### EXERCISE GOAL
Give back every entry below, exactly as written.

### DATA FOR THIS EXERCISE

----------------

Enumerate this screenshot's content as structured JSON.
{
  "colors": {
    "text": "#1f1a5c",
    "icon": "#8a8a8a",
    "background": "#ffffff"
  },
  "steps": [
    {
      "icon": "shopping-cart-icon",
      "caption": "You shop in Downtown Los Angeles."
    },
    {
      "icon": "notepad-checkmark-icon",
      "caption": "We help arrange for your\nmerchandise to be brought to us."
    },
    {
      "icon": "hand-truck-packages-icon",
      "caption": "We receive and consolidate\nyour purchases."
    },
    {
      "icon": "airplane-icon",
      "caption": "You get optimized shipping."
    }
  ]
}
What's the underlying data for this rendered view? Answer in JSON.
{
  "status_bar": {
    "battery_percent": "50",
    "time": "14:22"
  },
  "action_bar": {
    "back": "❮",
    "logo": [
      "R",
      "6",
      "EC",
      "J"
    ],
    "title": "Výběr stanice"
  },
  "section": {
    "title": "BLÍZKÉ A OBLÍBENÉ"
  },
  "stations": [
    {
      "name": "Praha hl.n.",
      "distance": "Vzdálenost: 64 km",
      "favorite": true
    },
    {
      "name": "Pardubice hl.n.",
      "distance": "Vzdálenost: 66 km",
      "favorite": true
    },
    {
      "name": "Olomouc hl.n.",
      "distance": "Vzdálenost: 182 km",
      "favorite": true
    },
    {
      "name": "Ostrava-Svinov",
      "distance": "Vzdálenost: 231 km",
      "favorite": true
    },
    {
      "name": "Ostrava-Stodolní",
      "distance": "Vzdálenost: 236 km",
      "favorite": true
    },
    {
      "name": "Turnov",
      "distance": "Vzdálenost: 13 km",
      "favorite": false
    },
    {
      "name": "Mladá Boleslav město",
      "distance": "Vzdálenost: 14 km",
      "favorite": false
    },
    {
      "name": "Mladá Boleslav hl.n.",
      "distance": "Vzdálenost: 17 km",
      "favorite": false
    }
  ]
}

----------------

### THE COMPLETED TASK
Enumerate this screenshot's content as structured JSON.
{
  "colors": {
    "text": "#1f1a5c",
    "icon": "#8a8a8a",
    "background": "#ffffff"
  },
  "steps": [
    {
      "icon": "shopping-cart-icon",
      "caption": "You shop in Downtown Los Angeles."
    },
    {
      "icon": "notepad-checkmark-icon",
      "caption": "We help arrange for your\nmerchandise to be brought to us."
    },
    {
      "icon": "hand-truck-packages-icon",
      "caption": "We receive and consolidate\nyour purchases."
    },
    {
      "icon": "airplane-icon",
      "caption": "You get optimized shipping."
    }
  ]
}
What's the underlying data for this rendered view? Answer in JSON.
{
  "status_bar": {
    "battery_percent": "50",
    "time": "14:22"
  },
  "action_bar": {
    "back": "❮",
    "logo": [
      "R",
      "6",
      "EC",
      "J"
    ],
    "title": "Výběr stanice"
  },
  "section": {
    "title": "BLÍZKÉ A OBLÍBENÉ"
  },
  "stations": [
    {
      "name": "Praha hl.n.",
      "distance": "Vzdálenost: 64 km",
      "favorite": true
    },
    {
      "name": "Pardubice hl.n.",
      "distance": "Vzdálenost: 66 km",
      "favorite": true
    },
    {
      "name": "Olomouc hl.n.",
      "distance": "Vzdálenost: 182 km",
      "favorite": true
    },
    {
      "name": "Ostrava-Svinov",
      "distance": "Vzdálenost: 231 km",
      "favorite": true
    },
    {
      "name": "Ostrava-Stodolní",
      "distance": "Vzdálenost: 236 km",
      "favorite": true
    },
    {
      "name": "Turnov",
      "distance": "Vzdálenost: 13 km",
      "favorite": false
    },
    {
      "name": "Mladá Boleslav město",
      "distance": "Vzdálenost: 14 km",
      "favorite": false
    },
    {
      "name": "Mladá Boleslav hl.n.",
      "distance": "Vzdálenost: 17 km",
      "favorite": false
    }
  ]
}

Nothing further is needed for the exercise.